The Pathfinder’s double-action design is simple to operate and maintain, and since muzzle blast with this gun is minimal and recoil is almost non-existent, the Target Pathfinder is a great choice for introducing new shooters to the sport. Plus, with an MSRP of just $409 this gun is one of the most affordable .22 revolvers on the market. It’s a no-frills wheelgun with roll stamped lettering on the barrel and basic iron sights (square black adjustable rear and a post front sight), but it proved to be reliable and accurate during the range test. I fired five five-shot groups with three different loads (Winchester’s T22 lead round nose Match, Federal’s Hunter Match and CCI Velocitor—all 40-grain loads) at 25 yards and the revolver produced groups as small as 1.02 inches at that range.
There were no mechanical issues with the gun throughout the test which, including some time spent shooting paper targets, spinners, balloons and a tin can, accounted for more than 100 rounds over the course of a few hours. The Target Pathfinder’s rubber grip is quite comfortable and accommodating even for shooters with relatively large hands, and the extended barrel with underlug offered great balance. In single-action mode the trigger breaks cleanly at 3½ pounds, and in double-action mode it requires about 12½ pounds of force.

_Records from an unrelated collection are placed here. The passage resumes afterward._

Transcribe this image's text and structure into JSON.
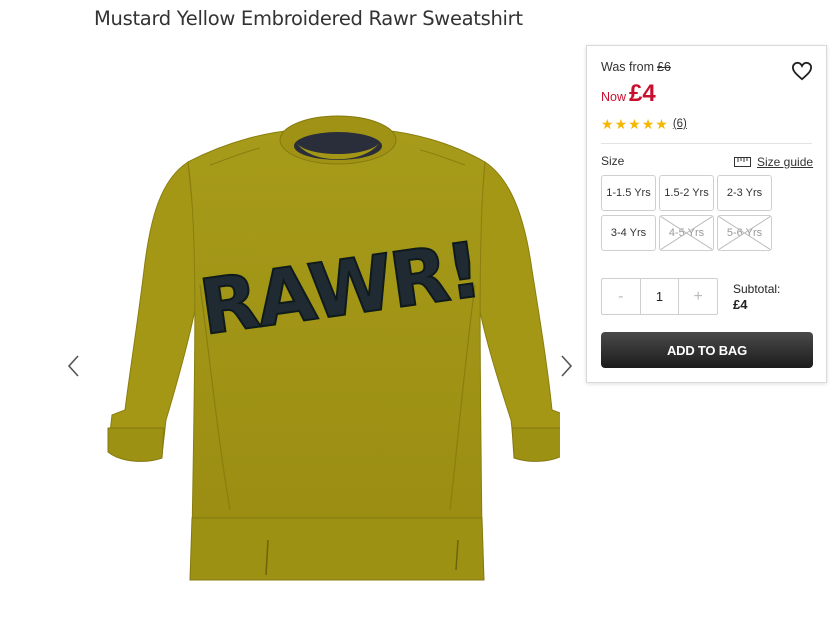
{
  "product": {
    "title": "Mustard Yellow Embroidered Rawr Sweatshirt",
    "image_text": "RAWR!"
  },
  "gallery": {
    "prev_icon": "chevron-left-icon",
    "next_icon": "chevron-right-icon"
  },
  "pricing": {
    "was_label": "Was from",
    "was_price": "£6",
    "now_label": "Now",
    "now_price": "£4",
    "sale_color": "#c8102e"
  },
  "rating": {
    "stars": 5,
    "count": "(6)",
    "star_color": "#f5b700"
  },
  "sizes": {
    "label": "Size",
    "guide_label": "Size guide",
    "options": [
      {
        "label": "1-1.5 Yrs",
        "available": true
      },
      {
        "label": "1.5-2 Yrs",
        "available": true
      },
      {
        "label": "2-3 Yrs",
        "available": true
      },
      {
        "label": "3-4 Yrs",
        "available": true
      },
      {
        "label": "4-5 Yrs",
        "available": false
      },
      {
        "label": "5-6 Yrs",
        "available": false
      }
    ]
  },
  "quantity": {
    "minus": "-",
    "value": "1",
    "plus": "+"
  },
  "subtotal": {
    "label": "Subtotal:",
    "amount": "£4"
  },
  "cta": {
    "add_to_bag": "ADD TO BAG"
  }
}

These factors all combined to make the Target Pathfinder a pleasure to shoot, making it an ideal gun for new shooters learning the basics of firearm handling. But even if you are an experienced shooter adding a gun like the Target Pathfinder to your gun safe makes sense. Rimfire ammunition is affordable and is once again widely available, and this gun is ideal for low-cost, low-recoil practice that will help even experienced shooters practice trigger control and sight alignment. Just prior to testing the Target Pathfinder I spent a day shooting an IDPA match and transitioning to a lighter, more manageable rimfire pistol was a welcomed break from the intense realm of competition shooting. The real draw to this gun for new and seasoned shooters alike, though, is the fun factor it offers at a bargain price. It isn’t finicky with ammo, it isn’t taxing to shoot, and you can spend a whole afternoon at the backyard range without worrying about the mounting cost of all the ammo you’re burning.
Accuracy Test: Charter Arms Target Pathfinder .22 LR
Average Groups (in)
Best Group (in)
Federal Hunter Match
Winchester T22 Match
Velocities figures are averages of 10 shots measured on a Competition Electronics ProChrono chronograph placed 10 feet from the muzzle. Accuracy figures are based on five five-shots groups at 25 yards from a fixed rest.
Specifications: Charter Arms Target Pathfinder
Action: Double action revolver
Caliber: .22 Long Rifle (also available in .22 WMR)